**Aim of the task**
Show every line of the data that includes the word "ffffff".

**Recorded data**

———

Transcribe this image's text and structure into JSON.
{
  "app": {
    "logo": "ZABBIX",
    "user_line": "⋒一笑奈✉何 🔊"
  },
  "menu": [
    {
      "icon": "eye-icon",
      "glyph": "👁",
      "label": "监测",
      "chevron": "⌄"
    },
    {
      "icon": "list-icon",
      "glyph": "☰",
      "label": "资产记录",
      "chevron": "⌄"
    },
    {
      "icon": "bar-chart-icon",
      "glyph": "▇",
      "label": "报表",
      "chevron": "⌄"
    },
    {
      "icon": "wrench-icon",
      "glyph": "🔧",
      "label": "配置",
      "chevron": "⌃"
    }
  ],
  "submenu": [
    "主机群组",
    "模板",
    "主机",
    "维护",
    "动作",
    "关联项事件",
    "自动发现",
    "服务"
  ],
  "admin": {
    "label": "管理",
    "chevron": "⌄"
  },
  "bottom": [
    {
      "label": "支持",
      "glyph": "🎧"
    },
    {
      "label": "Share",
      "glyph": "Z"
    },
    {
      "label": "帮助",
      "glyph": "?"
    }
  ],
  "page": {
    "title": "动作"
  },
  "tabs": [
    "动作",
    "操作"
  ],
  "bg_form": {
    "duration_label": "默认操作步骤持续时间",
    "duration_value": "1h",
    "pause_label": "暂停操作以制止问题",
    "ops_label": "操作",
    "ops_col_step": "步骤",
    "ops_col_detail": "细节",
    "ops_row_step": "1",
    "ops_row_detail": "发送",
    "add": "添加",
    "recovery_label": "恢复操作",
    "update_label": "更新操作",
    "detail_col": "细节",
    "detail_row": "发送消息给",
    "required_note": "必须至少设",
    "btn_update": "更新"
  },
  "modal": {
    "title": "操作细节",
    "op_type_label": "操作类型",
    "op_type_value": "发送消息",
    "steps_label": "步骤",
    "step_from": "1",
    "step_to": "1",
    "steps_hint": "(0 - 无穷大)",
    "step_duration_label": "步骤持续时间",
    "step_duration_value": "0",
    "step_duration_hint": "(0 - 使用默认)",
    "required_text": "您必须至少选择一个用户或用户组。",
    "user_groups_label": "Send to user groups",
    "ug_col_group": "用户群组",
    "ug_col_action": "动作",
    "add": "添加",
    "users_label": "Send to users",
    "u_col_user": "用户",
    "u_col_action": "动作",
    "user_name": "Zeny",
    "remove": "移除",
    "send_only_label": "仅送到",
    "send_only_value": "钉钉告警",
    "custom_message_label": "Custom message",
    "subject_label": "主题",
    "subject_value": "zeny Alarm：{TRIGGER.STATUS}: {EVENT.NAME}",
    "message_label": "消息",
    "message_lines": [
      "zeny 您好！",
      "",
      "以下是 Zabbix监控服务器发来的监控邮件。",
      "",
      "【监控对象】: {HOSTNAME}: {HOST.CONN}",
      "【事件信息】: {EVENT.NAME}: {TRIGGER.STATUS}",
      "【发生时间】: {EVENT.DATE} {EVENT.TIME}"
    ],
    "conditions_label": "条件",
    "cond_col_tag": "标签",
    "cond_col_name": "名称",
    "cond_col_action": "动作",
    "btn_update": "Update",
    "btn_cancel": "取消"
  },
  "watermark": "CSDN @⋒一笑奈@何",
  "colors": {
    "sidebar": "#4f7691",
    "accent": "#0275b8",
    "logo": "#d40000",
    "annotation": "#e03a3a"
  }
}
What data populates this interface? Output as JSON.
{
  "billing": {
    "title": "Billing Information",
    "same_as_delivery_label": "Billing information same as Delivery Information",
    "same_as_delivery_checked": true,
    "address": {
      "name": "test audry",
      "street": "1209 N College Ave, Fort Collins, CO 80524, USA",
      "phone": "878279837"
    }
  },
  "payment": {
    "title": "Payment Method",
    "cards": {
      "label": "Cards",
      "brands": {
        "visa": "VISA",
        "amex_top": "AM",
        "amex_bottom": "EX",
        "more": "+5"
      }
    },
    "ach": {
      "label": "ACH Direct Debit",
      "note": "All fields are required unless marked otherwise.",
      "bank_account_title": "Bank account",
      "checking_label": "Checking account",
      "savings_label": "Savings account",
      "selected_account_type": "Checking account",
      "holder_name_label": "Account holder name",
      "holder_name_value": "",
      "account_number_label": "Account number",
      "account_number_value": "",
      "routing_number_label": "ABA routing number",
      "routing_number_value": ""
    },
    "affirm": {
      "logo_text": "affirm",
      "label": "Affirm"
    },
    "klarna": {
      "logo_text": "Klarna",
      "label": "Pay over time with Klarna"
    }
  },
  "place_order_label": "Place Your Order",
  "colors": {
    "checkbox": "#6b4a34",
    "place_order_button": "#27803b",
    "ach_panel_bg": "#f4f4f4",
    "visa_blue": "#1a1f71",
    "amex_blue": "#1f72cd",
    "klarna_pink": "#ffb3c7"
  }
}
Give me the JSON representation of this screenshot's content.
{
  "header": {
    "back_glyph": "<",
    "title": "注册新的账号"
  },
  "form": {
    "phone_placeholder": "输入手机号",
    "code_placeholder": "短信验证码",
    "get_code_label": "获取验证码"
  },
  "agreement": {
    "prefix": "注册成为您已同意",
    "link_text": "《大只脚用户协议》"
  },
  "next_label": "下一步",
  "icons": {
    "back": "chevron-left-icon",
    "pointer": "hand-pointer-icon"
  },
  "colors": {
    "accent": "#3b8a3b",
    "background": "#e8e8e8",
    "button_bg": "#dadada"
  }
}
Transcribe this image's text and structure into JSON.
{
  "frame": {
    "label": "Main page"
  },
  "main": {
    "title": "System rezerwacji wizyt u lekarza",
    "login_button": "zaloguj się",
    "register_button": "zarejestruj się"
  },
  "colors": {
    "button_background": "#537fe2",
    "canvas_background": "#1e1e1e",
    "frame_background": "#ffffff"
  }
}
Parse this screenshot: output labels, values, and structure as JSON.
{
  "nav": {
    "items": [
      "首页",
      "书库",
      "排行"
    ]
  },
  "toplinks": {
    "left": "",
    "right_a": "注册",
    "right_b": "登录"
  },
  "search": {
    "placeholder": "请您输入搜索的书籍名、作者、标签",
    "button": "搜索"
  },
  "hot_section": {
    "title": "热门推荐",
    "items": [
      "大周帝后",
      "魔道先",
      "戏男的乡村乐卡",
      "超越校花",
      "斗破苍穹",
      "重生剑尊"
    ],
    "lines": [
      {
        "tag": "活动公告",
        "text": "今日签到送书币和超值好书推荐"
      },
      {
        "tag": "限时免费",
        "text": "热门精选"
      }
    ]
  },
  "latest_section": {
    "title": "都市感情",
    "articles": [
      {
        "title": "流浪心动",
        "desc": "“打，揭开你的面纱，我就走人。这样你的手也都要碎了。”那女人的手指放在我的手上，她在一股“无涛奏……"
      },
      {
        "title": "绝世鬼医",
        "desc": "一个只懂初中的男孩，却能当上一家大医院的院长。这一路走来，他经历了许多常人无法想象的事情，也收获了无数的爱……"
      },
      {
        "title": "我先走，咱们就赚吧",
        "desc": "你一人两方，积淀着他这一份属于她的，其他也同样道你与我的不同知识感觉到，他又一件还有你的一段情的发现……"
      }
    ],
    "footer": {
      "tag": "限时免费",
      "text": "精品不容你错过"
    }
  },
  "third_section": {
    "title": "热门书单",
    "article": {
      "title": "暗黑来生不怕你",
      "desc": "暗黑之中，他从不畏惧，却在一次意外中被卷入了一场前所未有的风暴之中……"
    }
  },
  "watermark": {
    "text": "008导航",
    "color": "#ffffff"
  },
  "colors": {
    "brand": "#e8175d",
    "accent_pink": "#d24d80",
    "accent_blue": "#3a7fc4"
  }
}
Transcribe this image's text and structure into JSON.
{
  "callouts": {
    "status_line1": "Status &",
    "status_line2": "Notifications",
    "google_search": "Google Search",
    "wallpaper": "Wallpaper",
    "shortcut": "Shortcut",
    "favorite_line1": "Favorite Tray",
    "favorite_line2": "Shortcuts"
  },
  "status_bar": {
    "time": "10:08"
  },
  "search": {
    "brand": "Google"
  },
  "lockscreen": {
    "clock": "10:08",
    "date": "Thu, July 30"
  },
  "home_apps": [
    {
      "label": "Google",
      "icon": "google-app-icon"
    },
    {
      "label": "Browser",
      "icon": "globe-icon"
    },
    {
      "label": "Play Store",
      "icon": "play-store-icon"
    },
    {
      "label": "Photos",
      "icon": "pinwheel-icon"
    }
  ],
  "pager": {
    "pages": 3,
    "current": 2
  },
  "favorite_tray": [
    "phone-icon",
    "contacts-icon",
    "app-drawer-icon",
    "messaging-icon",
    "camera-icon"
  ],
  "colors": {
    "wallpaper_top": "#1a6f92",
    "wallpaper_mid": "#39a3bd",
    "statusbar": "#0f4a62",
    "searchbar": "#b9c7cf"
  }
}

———

**Completed task**
    "frame_background": "#ffffff"
    "color": "#ffffff"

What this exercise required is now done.